Editor’s notes….. A document with the above words was certified by Lina and Frieda.
Ernst Ehregott Goetze was born September 15, 1843 and died December 11, 1936.
Daughters, Lina Rose (1/26/1883-6/21/1978) and Frieda Martha (5/28/1889-12/7/1986) are buried near their dad in nearby Highland Cemetery.
It was a Friday, and someone asked me what I had planned for Saturday. My answer was….going to the dump. Wasn’t that what everyone did Saturday morning? Not anymore, I guess. But being “old school,” that’s what was on my agenda to start the day. One of my earlier memories of living in Underhill was going to the dump. We did have a burning barrel, but you also needed to go to the dump, and this was before plastic bags were popular. The first Green Up Day had paper bags to use. I still have one in the cellar. Folks with enough land usually had their own dumps. There are a few on our property. One even has a few old car parts and a rusty car body.

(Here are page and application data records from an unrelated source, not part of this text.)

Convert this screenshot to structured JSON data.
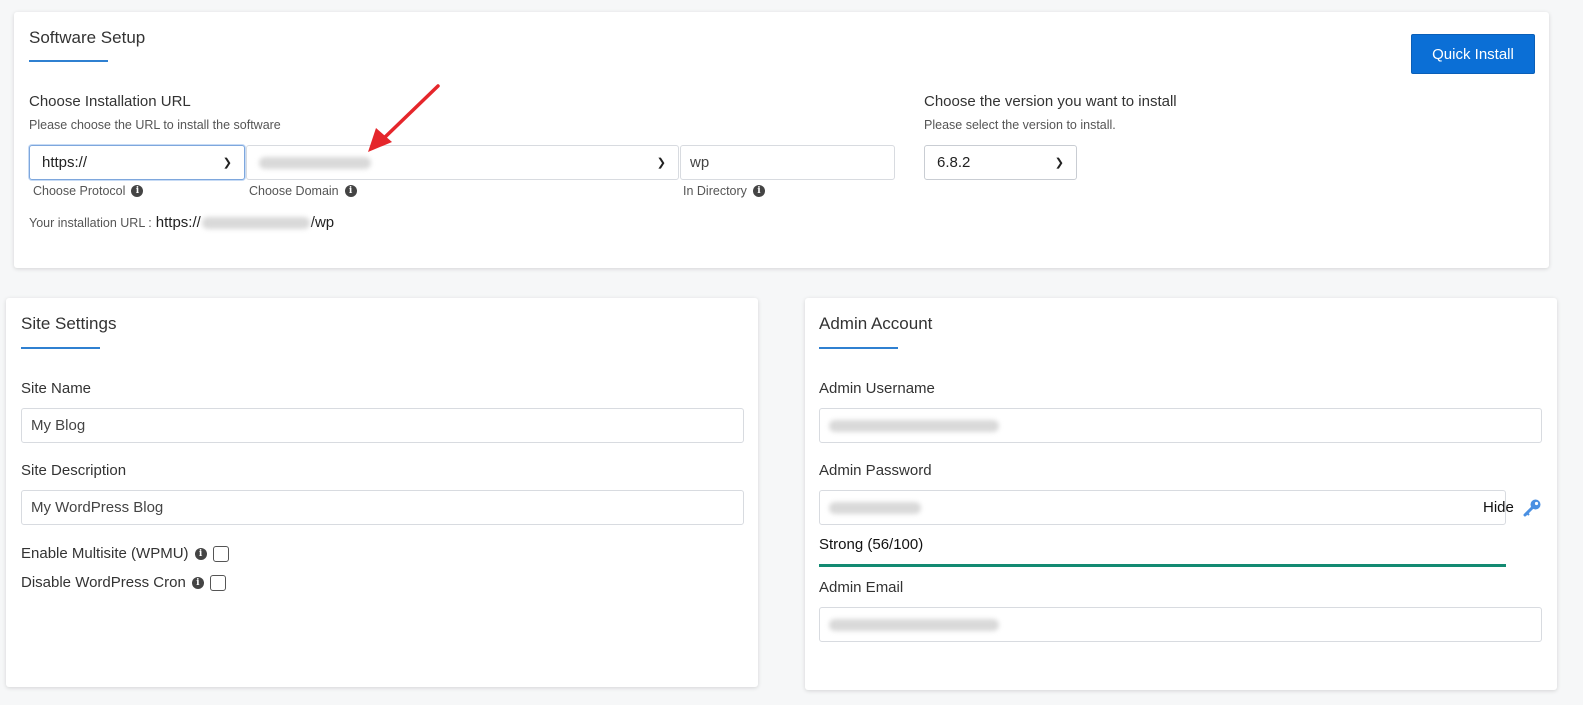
{
  "setup": {
    "title": "Software Setup",
    "quick_install_label": "Quick Install",
    "url_section": {
      "label": "Choose Installation URL",
      "sublabel": "Please choose the URL to install the software",
      "protocol_value": "https://",
      "protocol_hint": "Choose Protocol",
      "domain_hint": "Choose Domain",
      "directory_value": "wp",
      "directory_hint": "In Directory",
      "install_url_prefix_label": "Your installation URL :",
      "install_url_scheme": "https://",
      "install_url_suffix": "/wp"
    },
    "version_section": {
      "label": "Choose the version you want to install",
      "sublabel": "Please select the version to install.",
      "version_value": "6.8.2"
    }
  },
  "site": {
    "title": "Site Settings",
    "name_label": "Site Name",
    "name_value": "My Blog",
    "description_label": "Site Description",
    "description_value": "My WordPress Blog",
    "multisite_label": "Enable Multisite (WPMU)",
    "cron_label": "Disable WordPress Cron"
  },
  "admin": {
    "title": "Admin Account",
    "username_label": "Admin Username",
    "password_label": "Admin Password",
    "hide_label": "Hide",
    "strength_text": "Strong (56/100)",
    "email_label": "Admin Email"
  },
  "colors": {
    "accent": "#2f80d1",
    "button": "#0b6fd6",
    "strength": "#138a72",
    "arrow": "#e5262b"
  }
}
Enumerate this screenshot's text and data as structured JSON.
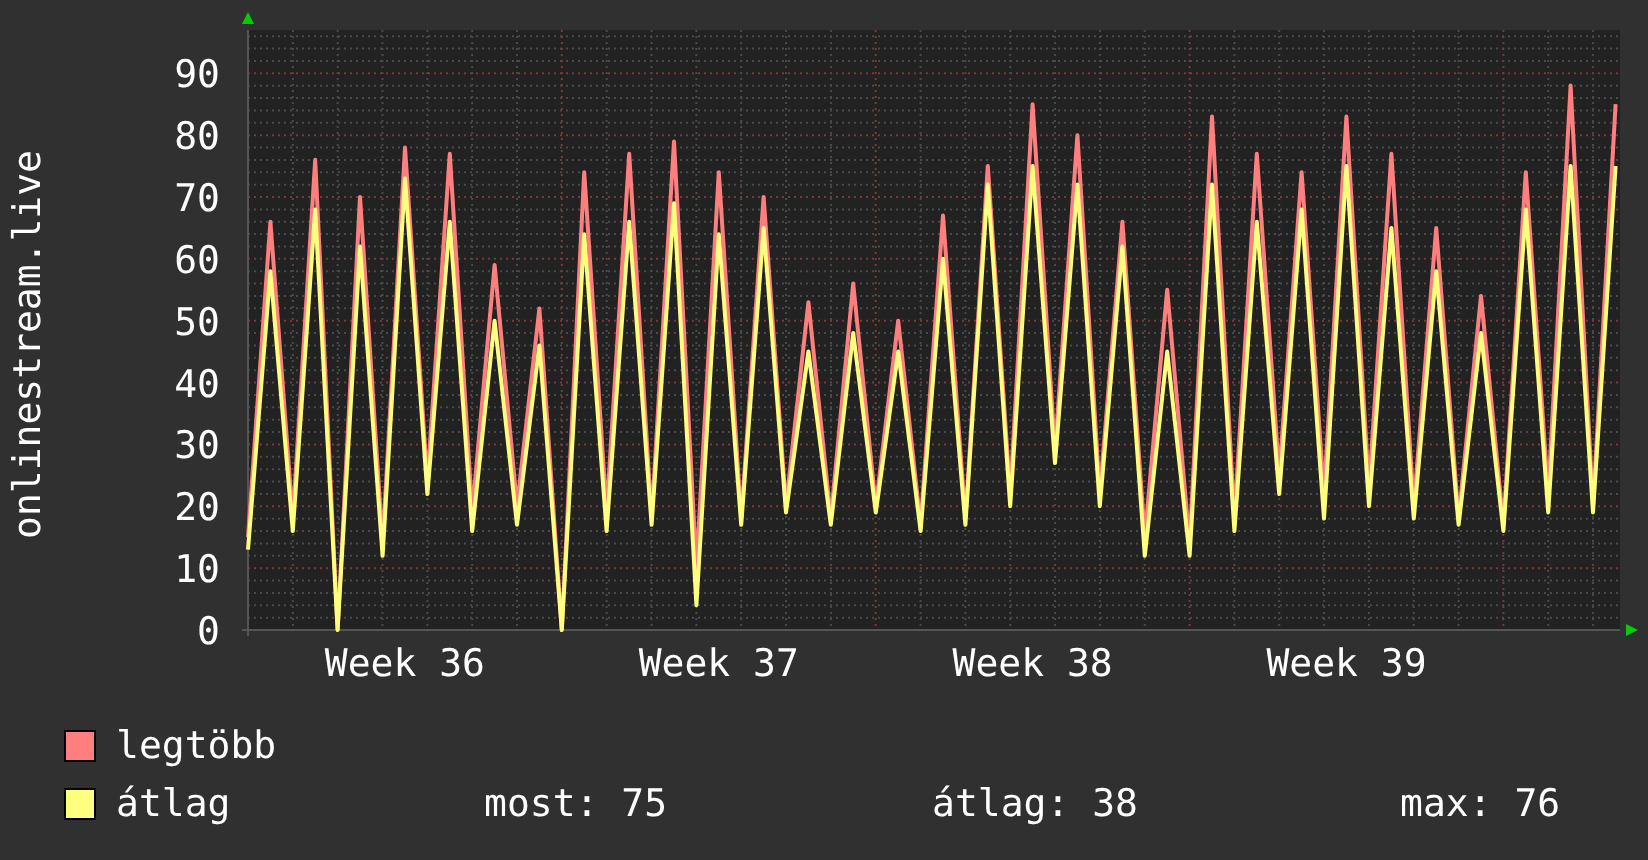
{
  "chart_data": {
    "type": "line",
    "ylabel": "onlinestream.live",
    "grid": true,
    "ylim": [
      0,
      97
    ],
    "yticks": [
      0,
      10,
      20,
      30,
      40,
      50,
      60,
      70,
      80,
      90
    ],
    "categories": [
      null,
      null,
      null,
      null,
      null,
      null,
      null,
      "Week 36",
      null,
      null,
      null,
      null,
      null,
      null,
      null,
      null,
      null,
      null,
      null,
      null,
      null,
      "Week 37",
      null,
      null,
      null,
      null,
      null,
      null,
      null,
      null,
      null,
      null,
      null,
      null,
      null,
      "Week 38",
      null,
      null,
      null,
      null,
      null,
      null,
      null,
      null,
      null,
      null,
      null,
      null,
      null,
      "Week 39",
      null,
      null,
      null,
      null,
      null,
      null,
      null,
      null,
      null,
      null,
      null,
      null
    ],
    "series": [
      {
        "name": "legtöbb",
        "color": "#ff7f7f",
        "values": [
          15,
          66,
          18,
          76,
          0,
          70,
          14,
          78,
          24,
          77,
          19,
          59,
          20,
          52,
          0,
          74,
          19,
          77,
          18,
          79,
          10,
          74,
          18,
          70,
          20,
          53,
          18,
          56,
          20,
          50,
          17,
          67,
          18,
          75,
          22,
          85,
          29,
          80,
          22,
          66,
          15,
          55,
          14,
          83,
          18,
          77,
          25,
          74,
          22,
          83,
          23,
          77,
          20,
          65,
          18,
          54,
          17,
          74,
          22,
          88,
          20,
          85
        ]
      },
      {
        "name": "átlag",
        "color": "#ffff7f",
        "values": [
          13,
          58,
          16,
          68,
          0,
          62,
          12,
          73,
          22,
          66,
          16,
          50,
          17,
          46,
          0,
          64,
          16,
          66,
          17,
          69,
          4,
          64,
          17,
          65,
          19,
          45,
          17,
          48,
          19,
          45,
          16,
          60,
          17,
          72,
          20,
          75,
          27,
          72,
          20,
          62,
          12,
          45,
          12,
          72,
          16,
          66,
          22,
          68,
          18,
          75,
          20,
          65,
          18,
          58,
          17,
          48,
          16,
          68,
          19,
          75,
          19,
          75
        ]
      }
    ]
  },
  "legend_stats": [
    "most: 75",
    "átlag: 38",
    "max: 76"
  ]
}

Going to the dump one morning shortly after we moved to Underhill, I met Ellie Cook, who was to become a good friend. She had a pickup truck with a dump body. Boy, was I envious! Our dump consisted of a bank where you threw your trash over the edge. People would go to the dump and shoot rats, popular sport back then. Every once in a while, there would be a fire and all the fire engines (trucks?) would head to the Dump Road to put the fire out. If you heard the fire whistle, if it wasn’t Tuesday at 7:00, chances are they were headed to the dump.
I think our oldest daughter’s first word was “garbage,” and when Gael’s grandmother would come to visit when she was in her 80s and 90s, she always liked to ride along with us to the dump. In the late 80s, the selectboard was looking for someone to operate the bulldozer at the new dump location. By then, the dump had moved

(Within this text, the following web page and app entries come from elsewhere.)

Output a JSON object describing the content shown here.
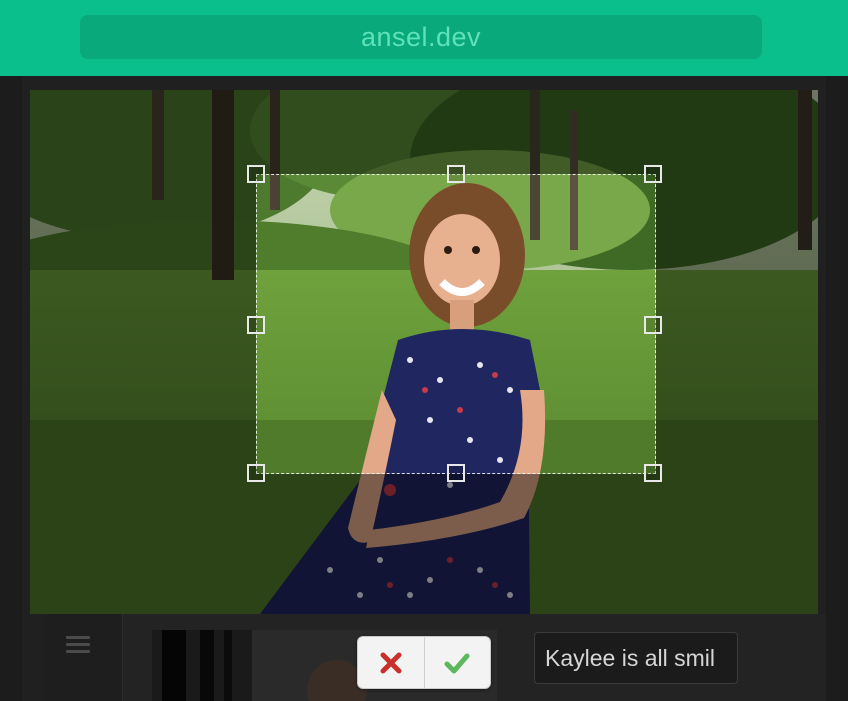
{
  "browser": {
    "url": "ansel.dev"
  },
  "crop_editor": {
    "cancel_icon": "x-icon",
    "confirm_icon": "check-icon",
    "colors": {
      "cancel": "#c9302c",
      "confirm": "#5cb85c",
      "brand": "#0abf8c"
    }
  },
  "sidebar": {
    "menu_icon": "hamburger-icon"
  },
  "caption": {
    "value": "Kaylee is all smil"
  }
}
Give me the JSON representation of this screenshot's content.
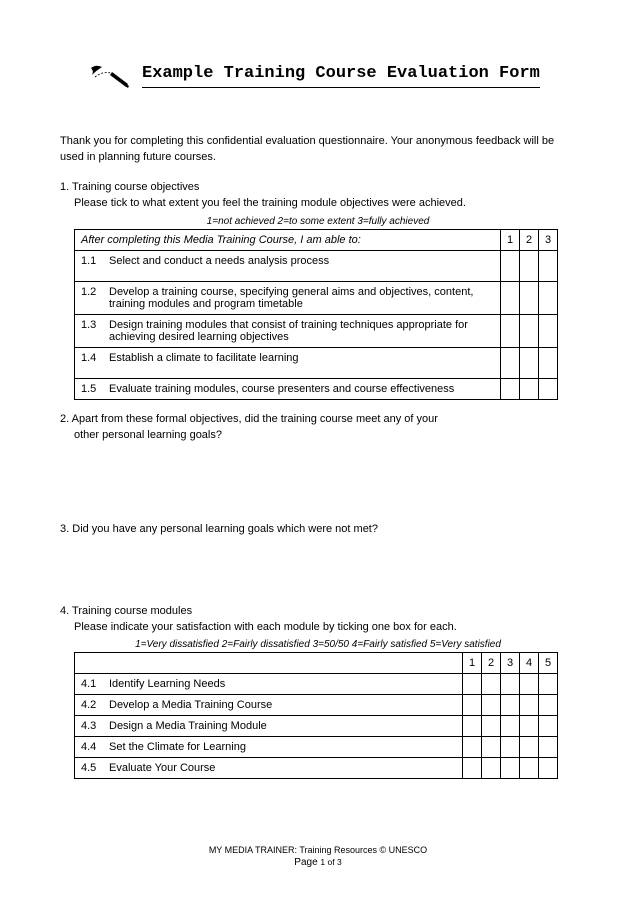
{
  "title": "Example Training Course Evaluation Form",
  "intro": "Thank you for completing this confidential evaluation questionnaire.  Your anonymous feedback will be used in planning future courses.",
  "q1": {
    "num": "1.",
    "title": "Training course objectives",
    "sub": "Please tick to what extent you feel the training module objectives were achieved.",
    "legend": "1=not achieved  2=to some extent 3=fully achieved",
    "header": "After completing this Media Training Course, I am able to:",
    "cols": [
      "1",
      "2",
      "3"
    ],
    "rows": [
      {
        "idx": "1.1",
        "text": "Select and conduct a needs analysis process"
      },
      {
        "idx": "1.2",
        "text": "Develop a training course, specifying general aims and objectives, content, training modules and program timetable"
      },
      {
        "idx": "1.3",
        "text": "Design training modules that consist of training techniques appropriate for achieving desired learning objectives"
      },
      {
        "idx": "1.4",
        "text": "Establish a climate to facilitate learning"
      },
      {
        "idx": "1.5",
        "text": "Evaluate training modules, course presenters and course effectiveness"
      }
    ]
  },
  "q2": {
    "num": "2.",
    "text": "Apart from these formal objectives, did the training course meet any of your other personal learning goals?"
  },
  "q3": {
    "num": "3.",
    "text": "Did you have any personal learning goals which were not met?"
  },
  "q4": {
    "num": "4.",
    "title": "Training course modules",
    "sub": "Please indicate your satisfaction with each module by ticking one box for each.",
    "legend": "1=Very dissatisfied 2=Fairly dissatisfied 3=50/50 4=Fairly satisfied 5=Very satisfied",
    "cols": [
      "1",
      "2",
      "3",
      "4",
      "5"
    ],
    "rows": [
      {
        "idx": "4.1",
        "text": "Identify Learning Needs"
      },
      {
        "idx": "4.2",
        "text": "Develop a Media Training Course"
      },
      {
        "idx": "4.3",
        "text": "Design a Media Training Module"
      },
      {
        "idx": "4.4",
        "text": "Set the Climate for Learning"
      },
      {
        "idx": "4.5",
        "text": "Evaluate Your Course"
      }
    ]
  },
  "footer": {
    "line": "MY MEDIA TRAINER: Training Resources © UNESCO",
    "page_label": "Page",
    "page_value": "1 of 3"
  }
}
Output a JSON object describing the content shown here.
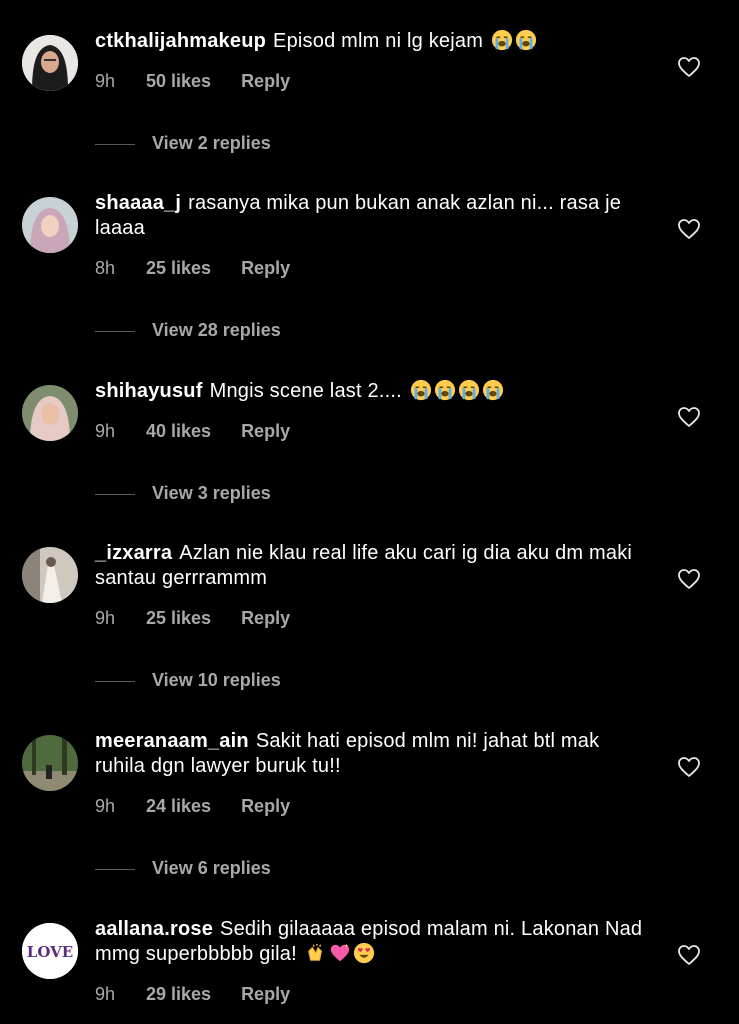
{
  "comments": [
    {
      "username": "ctkhalijahmakeup",
      "text": "Episod mlm ni lg kejam",
      "emojis": [
        "loudly-crying-face",
        "loudly-crying-face"
      ],
      "time": "9h",
      "likes": "50 likes",
      "reply": "Reply",
      "view_replies": "View 2 replies"
    },
    {
      "username": "shaaaa_j",
      "text": "rasanya mika pun bukan anak azlan ni... rasa je laaaa",
      "emojis": [],
      "time": "8h",
      "likes": "25 likes",
      "reply": "Reply",
      "view_replies": "View 28 replies"
    },
    {
      "username": "shihayusuf",
      "text": "Mngis scene last 2....",
      "emojis": [
        "loudly-crying-face",
        "loudly-crying-face",
        "loudly-crying-face",
        "loudly-crying-face"
      ],
      "time": "9h",
      "likes": "40 likes",
      "reply": "Reply",
      "view_replies": "View 3 replies"
    },
    {
      "username": "_izxarra",
      "text": "Azlan nie klau real life aku cari ig dia aku dm maki santau gerrrammm",
      "emojis": [],
      "time": "9h",
      "likes": "25 likes",
      "reply": "Reply",
      "view_replies": "View 10 replies"
    },
    {
      "username": "meeranaam_ain",
      "text": "Sakit hati episod mlm ni! jahat btl mak ruhila dgn lawyer buruk tu!!",
      "emojis": [],
      "time": "9h",
      "likes": "24 likes",
      "reply": "Reply",
      "view_replies": "View 6 replies"
    },
    {
      "username": "aallana.rose",
      "text": "Sedih gilaaaaa episod malam ni. Lakonan Nad mmg superbbbbb gila!",
      "emojis": [
        "clapping-hands",
        "sparkling-heart",
        "heart-eyes-face"
      ],
      "time": "9h",
      "likes": "29 likes",
      "reply": "Reply",
      "avatar_text": "LOVE"
    }
  ]
}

further up Dump Road and the garbage had to be buried. Knowing Gael could operate a bulldozer, he was asked if he could help until the town found someone permanent to do the job. He offered, and then every Saturday he would head to the dump with his truck. Like many of you, he collected stuff and brought things home that he could use. He eventually left the pickup truck home and started taking the Diamond T truck.

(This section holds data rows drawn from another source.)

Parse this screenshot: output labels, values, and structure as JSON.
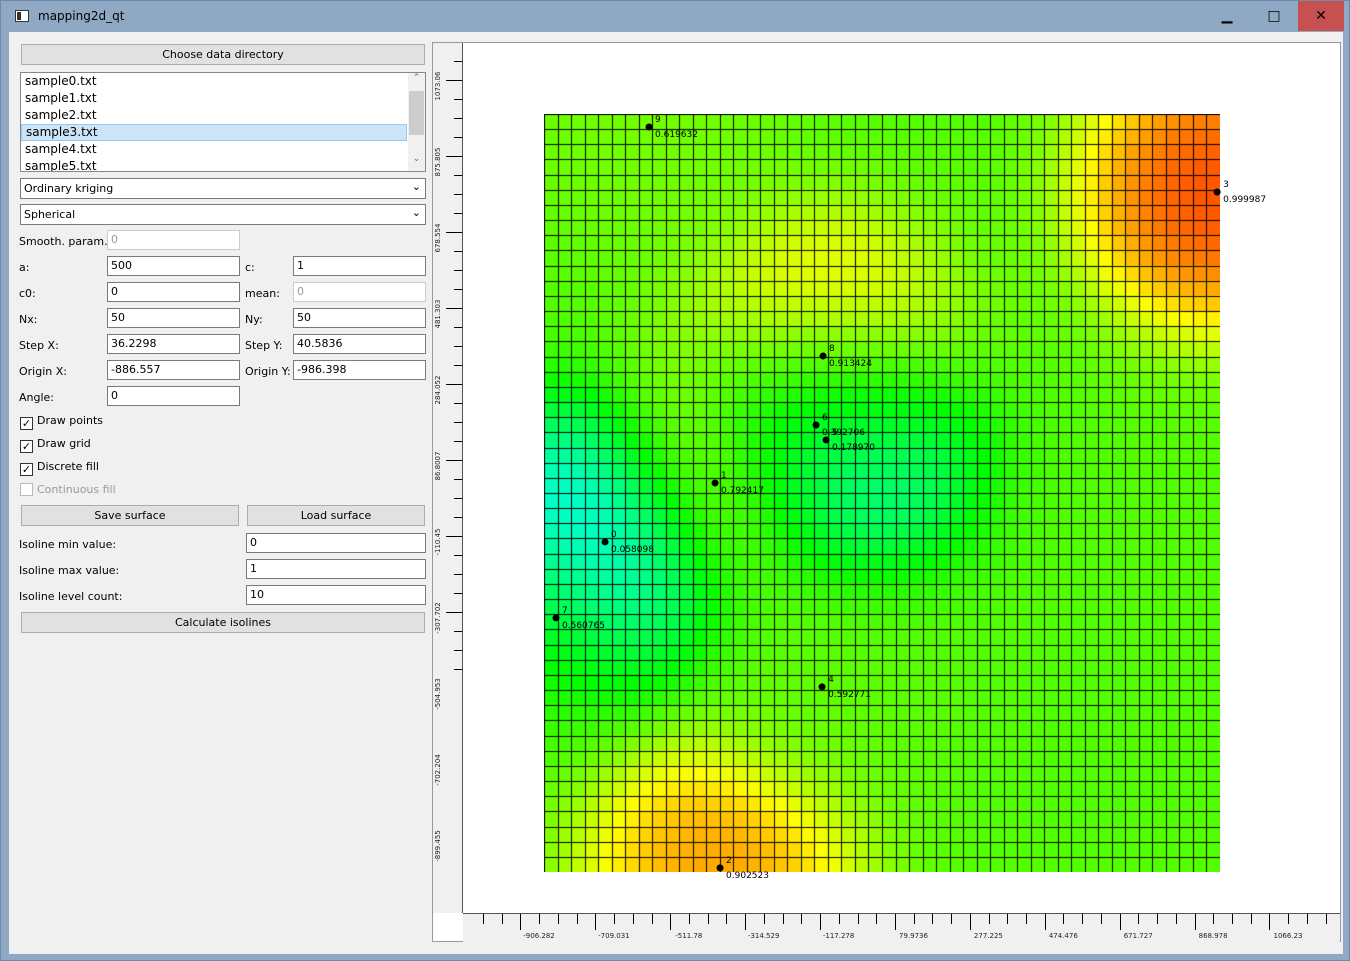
{
  "window": {
    "title": "mapping2d_qt",
    "minimize": "▁",
    "maximize": "□",
    "close": "✕"
  },
  "controls": {
    "choose_dir": "Choose data directory",
    "files": [
      "sample0.txt",
      "sample1.txt",
      "sample2.txt",
      "sample3.txt",
      "sample4.txt",
      "sample5.txt"
    ],
    "selected_file": "sample3.txt",
    "method": "Ordinary kriging",
    "variogram": "Spherical",
    "smooth_label": "Smooth. param.:",
    "smooth": "0",
    "a_label": "a:",
    "a": "500",
    "c_label": "c:",
    "c": "1",
    "c0_label": "c0:",
    "c0": "0",
    "mean_label": "mean:",
    "mean": "0",
    "nx_label": "Nx:",
    "nx": "50",
    "ny_label": "Ny:",
    "ny": "50",
    "stepx_label": "Step X:",
    "stepx": "36.2298",
    "stepy_label": "Step Y:",
    "stepy": "40.5836",
    "originx_label": "Origin X:",
    "originx": "-886.557",
    "originy_label": "Origin Y:",
    "originy": "-986.398",
    "angle_label": "Angle:",
    "angle": "0",
    "draw_points": {
      "label": "Draw points",
      "checked": true
    },
    "draw_grid": {
      "label": "Draw grid",
      "checked": true
    },
    "discrete_fill": {
      "label": "Discrete fill",
      "checked": true
    },
    "continuous_fill": {
      "label": "Continuous fill",
      "checked": false,
      "disabled": true
    },
    "save_surface": "Save surface",
    "load_surface": "Load surface",
    "iso_min_label": "Isoline min value:",
    "iso_min": "0",
    "iso_max_label": "Isoline max value:",
    "iso_max": "1",
    "iso_count_label": "Isoline level count:",
    "iso_count": "10",
    "calc_isolines": "Calculate isolines"
  },
  "chart_data": {
    "type": "heatmap",
    "x_ticks": [
      "-906.282",
      "-709.031",
      "-511.78",
      "-314.529",
      "-117.278",
      "79.9736",
      "277.225",
      "474.476",
      "671.727",
      "868.978",
      "1066.23"
    ],
    "y_ticks": [
      "1073.06",
      "875.805",
      "678.554",
      "481.303",
      "284.052",
      "86.8007",
      "-110.45",
      "-307.702",
      "-504.953",
      "-702.204",
      "-899.455"
    ],
    "colormap": [
      "#0000ff",
      "#00ffff",
      "#00ff00",
      "#ffff00",
      "#ff0000"
    ],
    "value_range": [
      0,
      1
    ],
    "grid": true,
    "points": [
      {
        "id": "0",
        "x": -732.4,
        "y": -105.1,
        "value": "0.058098"
      },
      {
        "id": "1",
        "x": -442.7,
        "y": 48.0,
        "value": "0.792417"
      },
      {
        "id": "2",
        "x": -429.5,
        "y": -951.0,
        "value": "0.902523"
      },
      {
        "id": "3",
        "x": 879.6,
        "y": 803.2,
        "value": "0.999987"
      },
      {
        "id": "4",
        "x": -160.8,
        "y": -481.3,
        "value": "0.592771"
      },
      {
        "id": "5",
        "x": -150.3,
        "y": 159.6,
        "value": "0.178970"
      },
      {
        "id": "6",
        "x": -176.7,
        "y": 198.5,
        "value": "0.392706"
      },
      {
        "id": "7",
        "x": -861.5,
        "y": -302.3,
        "value": "0.560765"
      },
      {
        "id": "8",
        "x": -158.2,
        "y": 377.6,
        "value": "0.913424"
      },
      {
        "id": "9",
        "x": -616.5,
        "y": 971.8,
        "value": "0.619632"
      }
    ]
  }
}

A few months turned into a few years and the dump began being a gathering place for the locals. Arsen Potvin, or was it Marcel LeGrand, would bring a six-pack of beer and Ed Farmer would bring lunch. Wendell Metcalf was always there too. Gael would hang the American flag from a tree when he got there. And he started a
garden where people who were getting rid of lawn ornaments and bits of outdoor things could place them. I think it was even fenced in. This is where a great deal of recycling happened. Recycling…….something people have been doing for generations!
Eventually the town dumps had to close in the early 90s, I think. The rats scattered all over town and people moved on to the newer ways of getting rid of garbage. Many people have their trash picked up at their house for a fee or go to the recycling centers. In Underhill, there is a fellow who has a location on Route 15 in Jericho called At Your Disposal. He is open on Saturday mornings from 8 – 12. He has three dumpsters: one for recycling, one for trash, and one for metal. He has a place for food scraps too. He has lived in Underhill for a long time and knows everyone. Going there is almost a social event, like the old days. I get to visit him and anyone else that happens by, and if there is a bit of gossip to hear or pass along, that’s all good too. Gerry Adams is always there with a bag of cookies made by his wife Sue to give to Nate.
So, to answer someone’s question What am I doing Saturday morning? You will find me at the dump, and I’ll check out what has been tossed into the metal dumpster. You never know what good stuff has been discarded by a neighbor. And WDEV even has a radio program Saturday morning called….”Music to Go to the Dump By.”